MakerDroid: from an Android device, directly to a 3D printer
As the number of apps available on the Android platform has recently passed the 400k mark, one can notice that the functional diversity of those apps is nothing short of staggering. Ranging from video games to productivity apps and on to social networking apps, Android has become a platform for about any app you can think of, plus a few that you wouldn’t have imagined before actually bumping into them.

If you tend to disagree with my last sentence, hear this: a group of devs from Johnannesburg that go by the name of House 4 Hack have come up with a way to allow you to design a three dimensional model on your Android device, then print it with a 3D printer, without the need for a PC.

The app, called MakerDroid, was originally developed as a means to teach kids about current technologies and their interoperability, but, according to the developers themselves, it could very well be used in the future as a “fabrication tool”. MakerDroid is currently not available for the masses, although the source code was released to the general public.

The mechanics involved by MakerDroid are fairly simple in concept, but admittedly a challenge to put into practice. The first step of the process involves creating a polygon by tapping lines on your Android device. To aid users, an image (even one taken with the device’s camera) can be used as a background, and then traced to create the model you want. This 2D polygon is then extrapolated into a 3D model which, in turn, can be converted into a GCode file format that a 3D printer can interpret. The GCode file is stored on the internal SD card, so all you have to do next is take the SD card, insert into a 3D printer and Bam!, a few minutes later, you’ll be holding a 3D model of the polygon you designed.

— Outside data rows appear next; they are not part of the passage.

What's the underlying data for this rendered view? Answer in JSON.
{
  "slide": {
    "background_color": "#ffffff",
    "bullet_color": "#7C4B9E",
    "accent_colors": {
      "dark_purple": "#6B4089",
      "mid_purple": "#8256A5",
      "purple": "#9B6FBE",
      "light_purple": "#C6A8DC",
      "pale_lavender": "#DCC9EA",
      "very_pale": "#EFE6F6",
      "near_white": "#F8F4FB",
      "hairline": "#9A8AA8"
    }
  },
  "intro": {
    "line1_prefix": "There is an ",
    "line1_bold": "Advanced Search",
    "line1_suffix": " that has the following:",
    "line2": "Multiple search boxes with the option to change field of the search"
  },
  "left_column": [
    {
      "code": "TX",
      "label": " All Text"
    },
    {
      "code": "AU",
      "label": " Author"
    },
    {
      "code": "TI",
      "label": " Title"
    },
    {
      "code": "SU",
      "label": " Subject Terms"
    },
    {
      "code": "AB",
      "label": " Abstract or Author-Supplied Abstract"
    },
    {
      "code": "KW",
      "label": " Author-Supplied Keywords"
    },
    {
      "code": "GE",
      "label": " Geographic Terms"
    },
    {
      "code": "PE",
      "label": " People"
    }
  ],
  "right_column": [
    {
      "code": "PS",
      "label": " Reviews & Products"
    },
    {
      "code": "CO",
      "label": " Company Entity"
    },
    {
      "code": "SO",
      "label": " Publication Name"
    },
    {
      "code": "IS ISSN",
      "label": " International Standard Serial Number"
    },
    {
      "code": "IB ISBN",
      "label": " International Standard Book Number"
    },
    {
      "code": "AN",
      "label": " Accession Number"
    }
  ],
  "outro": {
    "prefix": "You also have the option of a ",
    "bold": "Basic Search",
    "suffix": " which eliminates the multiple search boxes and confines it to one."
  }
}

This is about the best I can do to explain the process in words, but thankfully, the people from House 4 Hack have also posted a video that showcases the entire process.